Privacy laws, which could be interpreted broadly thereby limiting product offerings and/or increasing costs.
Alphabet also warns: “Changes to our data privacy practices, as well as changes to third-party advertising policies or practices may affect the type of ads and/or manner of advertising that we are able to provide which could have an adverse effect on our business.” As pointed out by Bloomberg, this wording is not merely reused boilerplate but represents new language.
Even though the duopoly of Google and Facebook are not going away anytime soon, Alphabet’s latest filing is an acknowledgement that upcoming regulatory and market changes may limit how these companies do business. In other words, the free reign they have had for so many years may finally be coming to an end.

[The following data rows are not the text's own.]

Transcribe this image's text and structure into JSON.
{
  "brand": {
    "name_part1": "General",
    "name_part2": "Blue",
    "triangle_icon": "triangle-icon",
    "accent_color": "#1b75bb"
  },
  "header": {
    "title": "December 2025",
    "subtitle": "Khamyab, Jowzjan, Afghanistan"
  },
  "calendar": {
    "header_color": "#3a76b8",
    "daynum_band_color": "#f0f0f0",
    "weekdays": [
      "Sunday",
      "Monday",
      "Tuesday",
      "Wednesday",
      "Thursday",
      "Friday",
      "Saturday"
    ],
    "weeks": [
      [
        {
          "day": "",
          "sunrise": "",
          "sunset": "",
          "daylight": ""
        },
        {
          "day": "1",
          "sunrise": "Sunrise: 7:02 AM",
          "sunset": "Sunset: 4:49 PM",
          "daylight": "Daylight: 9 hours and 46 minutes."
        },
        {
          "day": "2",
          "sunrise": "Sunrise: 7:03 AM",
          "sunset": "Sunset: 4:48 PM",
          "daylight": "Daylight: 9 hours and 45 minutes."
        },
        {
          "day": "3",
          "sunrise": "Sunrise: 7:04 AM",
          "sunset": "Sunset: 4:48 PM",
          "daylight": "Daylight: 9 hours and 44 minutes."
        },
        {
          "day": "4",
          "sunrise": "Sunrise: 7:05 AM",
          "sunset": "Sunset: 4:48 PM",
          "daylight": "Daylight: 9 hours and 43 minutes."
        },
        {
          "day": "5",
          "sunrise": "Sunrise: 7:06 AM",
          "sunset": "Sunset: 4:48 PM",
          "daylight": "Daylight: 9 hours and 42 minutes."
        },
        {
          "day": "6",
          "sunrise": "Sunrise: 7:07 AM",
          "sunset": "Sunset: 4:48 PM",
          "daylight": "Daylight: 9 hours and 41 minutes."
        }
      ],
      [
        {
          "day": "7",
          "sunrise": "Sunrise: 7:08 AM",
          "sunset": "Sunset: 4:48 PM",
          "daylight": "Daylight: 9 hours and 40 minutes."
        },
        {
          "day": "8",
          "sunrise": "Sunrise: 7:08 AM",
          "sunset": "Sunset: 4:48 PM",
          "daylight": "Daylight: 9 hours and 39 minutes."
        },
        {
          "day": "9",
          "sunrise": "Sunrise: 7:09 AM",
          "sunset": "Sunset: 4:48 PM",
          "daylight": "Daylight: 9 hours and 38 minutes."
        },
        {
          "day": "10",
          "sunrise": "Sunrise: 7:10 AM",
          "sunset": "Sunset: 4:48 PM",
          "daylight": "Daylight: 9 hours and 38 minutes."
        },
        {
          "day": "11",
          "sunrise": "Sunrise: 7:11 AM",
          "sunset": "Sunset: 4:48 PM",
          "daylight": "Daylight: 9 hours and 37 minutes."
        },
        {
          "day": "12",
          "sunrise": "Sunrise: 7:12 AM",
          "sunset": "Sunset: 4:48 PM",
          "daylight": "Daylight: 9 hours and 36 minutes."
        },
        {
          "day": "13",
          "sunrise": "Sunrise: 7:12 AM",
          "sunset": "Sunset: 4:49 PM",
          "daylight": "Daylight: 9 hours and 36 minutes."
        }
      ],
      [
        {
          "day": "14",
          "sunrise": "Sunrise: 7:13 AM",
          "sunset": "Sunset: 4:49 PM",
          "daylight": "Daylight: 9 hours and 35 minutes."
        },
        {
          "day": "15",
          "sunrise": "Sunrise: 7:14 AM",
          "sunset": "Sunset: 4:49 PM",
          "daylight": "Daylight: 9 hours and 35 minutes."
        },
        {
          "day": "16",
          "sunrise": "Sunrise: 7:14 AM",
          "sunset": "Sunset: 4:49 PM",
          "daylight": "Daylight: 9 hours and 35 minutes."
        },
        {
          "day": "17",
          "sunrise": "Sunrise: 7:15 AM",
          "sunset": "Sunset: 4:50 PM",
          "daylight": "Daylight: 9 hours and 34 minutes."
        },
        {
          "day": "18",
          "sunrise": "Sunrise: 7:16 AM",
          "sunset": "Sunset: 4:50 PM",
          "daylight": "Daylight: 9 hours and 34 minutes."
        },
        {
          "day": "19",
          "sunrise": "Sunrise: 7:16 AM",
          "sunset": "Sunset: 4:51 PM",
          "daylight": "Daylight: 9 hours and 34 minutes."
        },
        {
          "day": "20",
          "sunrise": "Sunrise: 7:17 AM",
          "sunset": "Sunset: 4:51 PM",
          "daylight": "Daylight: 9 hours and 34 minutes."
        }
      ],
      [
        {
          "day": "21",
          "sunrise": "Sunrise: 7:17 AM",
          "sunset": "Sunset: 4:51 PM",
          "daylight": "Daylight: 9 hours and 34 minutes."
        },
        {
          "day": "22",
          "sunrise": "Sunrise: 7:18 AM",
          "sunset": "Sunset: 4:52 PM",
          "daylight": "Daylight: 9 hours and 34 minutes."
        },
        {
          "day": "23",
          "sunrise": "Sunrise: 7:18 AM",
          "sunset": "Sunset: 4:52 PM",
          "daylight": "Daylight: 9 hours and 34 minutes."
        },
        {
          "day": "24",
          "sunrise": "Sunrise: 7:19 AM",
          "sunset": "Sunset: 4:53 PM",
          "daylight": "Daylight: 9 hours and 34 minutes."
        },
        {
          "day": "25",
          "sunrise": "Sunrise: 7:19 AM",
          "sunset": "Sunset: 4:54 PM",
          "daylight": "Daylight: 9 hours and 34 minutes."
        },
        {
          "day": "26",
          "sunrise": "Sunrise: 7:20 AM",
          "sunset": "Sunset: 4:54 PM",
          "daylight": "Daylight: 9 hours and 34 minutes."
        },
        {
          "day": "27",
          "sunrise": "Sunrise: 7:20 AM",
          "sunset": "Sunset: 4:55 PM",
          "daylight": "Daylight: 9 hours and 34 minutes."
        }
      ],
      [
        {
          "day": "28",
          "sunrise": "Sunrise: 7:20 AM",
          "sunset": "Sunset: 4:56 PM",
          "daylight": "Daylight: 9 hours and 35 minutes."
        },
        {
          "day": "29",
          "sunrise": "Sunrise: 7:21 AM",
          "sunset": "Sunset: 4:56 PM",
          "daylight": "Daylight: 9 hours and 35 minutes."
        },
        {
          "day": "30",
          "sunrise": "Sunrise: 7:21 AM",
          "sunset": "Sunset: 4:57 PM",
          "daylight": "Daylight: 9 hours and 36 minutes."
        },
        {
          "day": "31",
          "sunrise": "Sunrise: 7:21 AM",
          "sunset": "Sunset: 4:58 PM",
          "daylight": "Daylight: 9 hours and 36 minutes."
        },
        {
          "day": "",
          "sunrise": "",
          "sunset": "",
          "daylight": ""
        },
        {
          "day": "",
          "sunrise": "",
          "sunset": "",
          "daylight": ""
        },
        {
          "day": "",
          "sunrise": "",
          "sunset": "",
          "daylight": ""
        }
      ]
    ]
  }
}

In the coming months, a divided Congress will likely begin a bipartisan effort to address one of the few bipartisan topics out there – data privacy rights. This effort may succeed if for no other reason next year launches California’s new data privacy regime and companies are feverishly lobbying behind the scenes to preempt this Consent Armageddon from materializing. In other words, there may soon be a “Data Property Day” coming into focus – the date when privacy rights that were born out of early constitutional and statutory underpinnings first became a basic property right.
That’s why we believe the Federal Trade Commission should establish a data-broker clearinghouse, requiring all data brokers to register, enabling consumers to track the transactions that have bundled and sold their data from place to place, and giving users the power to delete their data on demand, freely, easily and online, once and for all.
It is not difficult to cynically consider Apple’s new lobbying campaign simply an attempt at undercutting Samsung and Google – especially given Apple itself will always remain a very integral part of the digital ad ecosystem. In the near term, Apple faces little economic risk with its privacy-friendly posturing – only a potential increasing of its already lofty brand equity. Given that Apple is not technically a “data broker” the significant added costs to data brokers created by its advocacy will certainly not be absorbed by Apple.